Good day. I'm Peter Brooke, a Portfolio Manager at the Old Mutual Investment Group. This is Macro Perspective 34 of 2022, and I want to address a critical issue. Where can one afford to go on holiday with a weak Rand? Especially as it's just depreciated by three and a half percent in the last week.
Personally, I always try and go wherever another currency has blown out. So, the obvious destination looks like Turkey, where the Lira has depreciated by 113% against the US dollar in the last year. However, Erdoğan is following very unconventional monetary policy. He cut interest rates by 1% this month, while inflation is rampant at 80%. And as a result, all the tourist resorts are essentially charging in hard currency prices. So, it's two Euros 50 for a beer at the bottle store, which doesn't sound that appealing.
Moving down the list of one year moves, we get to the Japanese Yen, down 25%. The Euro down 17%. And the Pound down 16%. This is all before we get to the Rand, which is only down 12%. So, hang on a minute, we can actually almost go anywhere in the world, because the Rand is actually a strong currency, apart from the US. And the US won't let us in anyway, as their visa queues are too long. So, my first point is to be sure to have the correct perspective. This is really a story about a strong dollar, not about a weak Rand.
My second recommendation is talking my own book, and it's to head to the biggest tourism recovery in the world, Thailand.
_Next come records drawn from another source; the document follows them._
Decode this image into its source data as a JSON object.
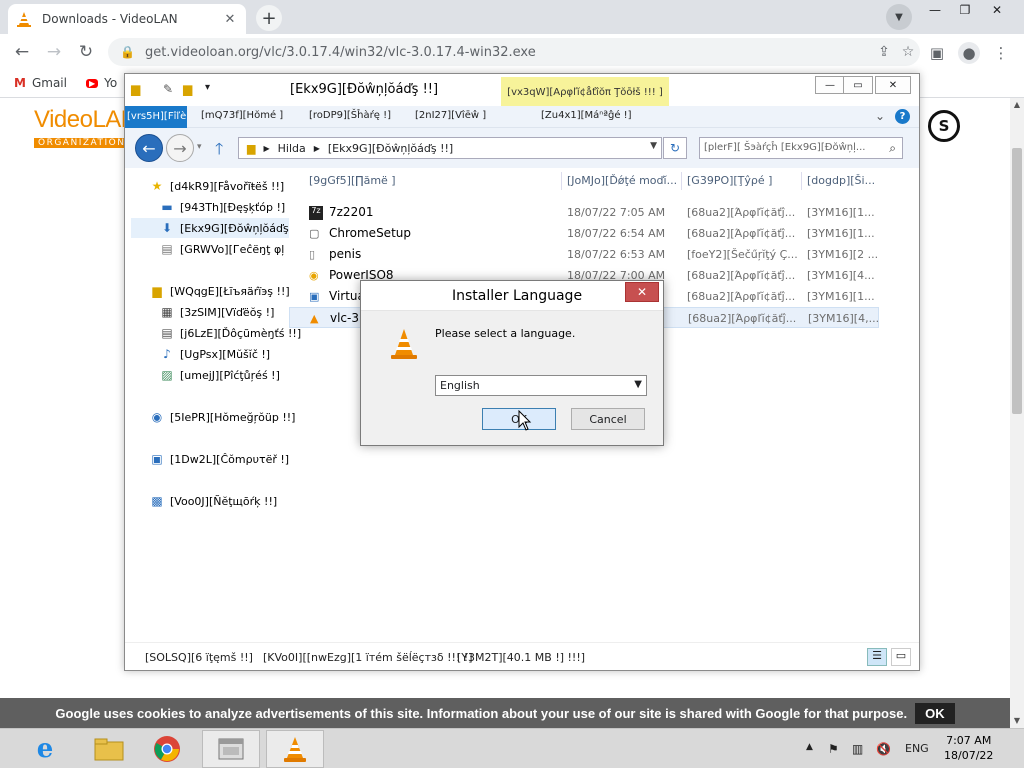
{
  "browser": {
    "tab_title": "Downloads - VideoLAN",
    "tab_close": "✕",
    "new_tab": "+",
    "url": "get.videoloan.org/vlc/3.0.17.4/win32/vlc-3.0.17.4-win32.exe",
    "bookmarks": [
      {
        "label": "Gmail",
        "icon": "gmail-icon"
      },
      {
        "label": "Yo",
        "icon": "youtube-icon"
      }
    ]
  },
  "page": {
    "logo_name": "VideoLAN",
    "logo_org": "ORGANIZATION",
    "cc_logo": "S",
    "cookie_text": "Google uses cookies to analyze advertisements of this site. Information about your use of our site is shared with Google for that purpose.",
    "cookie_ok": "OK"
  },
  "explorer": {
    "title": "[Ekx9G][Ðŏŵņļŏáďş !!]",
    "app_tools": "[vx3qW][Αρφľĭ¢åťîŏπ Ţŏōłš !!! ]",
    "ribbon": {
      "file": "[vrs5H][Fîľè",
      "tabs": [
        "[mQ73f][Hŏmé ]",
        "[roDP9][Šĥàŕę !]",
        "[2nI27][Vîēŵ ]",
        "[Zu4x1][Μáⁿªĝé !]"
      ]
    },
    "address": {
      "segments": [
        "Hilda",
        "[Ekx9G][Ðŏŵņļŏáďş !!]"
      ]
    },
    "search_placeholder": "[plerF][ Šэàŕçĥ [Ekx9G][Ðŏŵņļ...",
    "nav": {
      "favorites": "[d4kR9][Fåvořĩŧёš !!]",
      "desktop": "[943Th][Ðęşķťóp !]",
      "downloads": "[Ekx9G][Ðŏŵņļŏáďş",
      "recent": "[GRWVo][Гeĉёŋţ φļ",
      "libraries": "[WQqgE][Łīъяäŕïэş !!]",
      "videos": "[3zSIM][Vïďëŏş !]",
      "documents": "[j6LzE][Ďôçũmèŋťś !!]",
      "music": "[UgPsx][Mŭšĭč !]",
      "pictures": "[umejJ][Pîćţůŗéś !]",
      "homegroup": "[5IePR][Hŏmeğŗŏüp !!]",
      "computer": "[1Dw2L][Ĉŏmρυτёř !]",
      "network": "[Voo0J][Ñĕţщōŕķ !!]"
    },
    "columns": {
      "name": "[9gGf5][∏ămë ]",
      "date": "[JoMJo][Ďǿţé mοďĭ...",
      "type": "[G39PO][Ţŷρé ]",
      "size": "[dogdp][Ši..."
    },
    "files": [
      {
        "name": "7z2201",
        "icon": "7z-icon",
        "date": "18/07/22 7:05 AM",
        "type": "[68ua2][Άρφľĭ¢ăťĵ...",
        "size": "[3YM16][1..."
      },
      {
        "name": "ChromeSetup",
        "icon": "chrome-setup-icon",
        "date": "18/07/22 6:54 AM",
        "type": "[68ua2][Άρφľĭ¢ăťĵ...",
        "size": "[3YM16][1..."
      },
      {
        "name": "penis",
        "icon": "file-icon",
        "date": "18/07/22 6:53 AM",
        "type": "[foeY2][Šečűŗĭţý Ç...",
        "size": "[3YM16][2 ..."
      },
      {
        "name": "PowerISO8",
        "icon": "poweriso-icon",
        "date": "18/07/22 7:00 AM",
        "type": "[68ua2][Άρφľĭ¢ăťĵ...",
        "size": "[3YM16][4..."
      },
      {
        "name": "Virtua",
        "icon": "virtualbox-icon",
        "date": "",
        "type": "[68ua2][Άρφľĭ¢ăťĵ...",
        "size": "[3YM16][1..."
      },
      {
        "name": "vlc-3.0",
        "icon": "vlc-icon",
        "date": "",
        "type": "[68ua2][Άρφľĭ¢ăťĵ...",
        "size": "[3YM16][4,..."
      }
    ],
    "status": {
      "items_count": "[SOLSQ][6 ïţęmš !!]",
      "selected": "[KVo0I][[nwEzg][1 ïтém šёĺёçтзδ !!! !]",
      "size": "[Y3M2T][40.1 MB !] !!!]"
    }
  },
  "dialog": {
    "title": "Installer Language",
    "close": "✕",
    "message": "Please select a language.",
    "language": "English",
    "ok": "OK",
    "cancel": "Cancel"
  },
  "taskbar": {
    "lang": "ENG",
    "time": "7:07 AM",
    "date": "18/07/22"
  }
}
Tourism was more than 10% of GDP pre-Covid. And essentially foreign tourists fell to nothing during Covid. And this is coming from a base of just under 40 million tourists per annum. And it had an enormously terrible impact on all aspects of the economy. Think about it. Almost 20% of all consumption in the country was driven by foreign tourists: buying beers, using cell phones, impact on food, accommodation, etc. Now, this is just starting to recover. And we expect between 8 to 10 million tourists over the next 12 months. So, a very strong rate of change coming from zero. And this is before China comes to the party. China was the biggest single market for Thai tourism. And with their zero-Covid, there is nothing, and there isn't an expectation of anything in the short term. But if you look longer term, there's obviously potential for a further recovery.
So, the result of this is that Thailand has a unique growth driver. And importantly, this is taking place in an environment where the rest of the world is slowing, making its growth much more valuable. As a result, we've sent some of our money for a visit and have bought some Thai equity exposure on behalf of our clients. Therefore, the more tourists that go, the better for profits and our investment. So, as I said, my top holiday destination pick for this year is Thailand.
I hope you find this perspective useful. Until next week.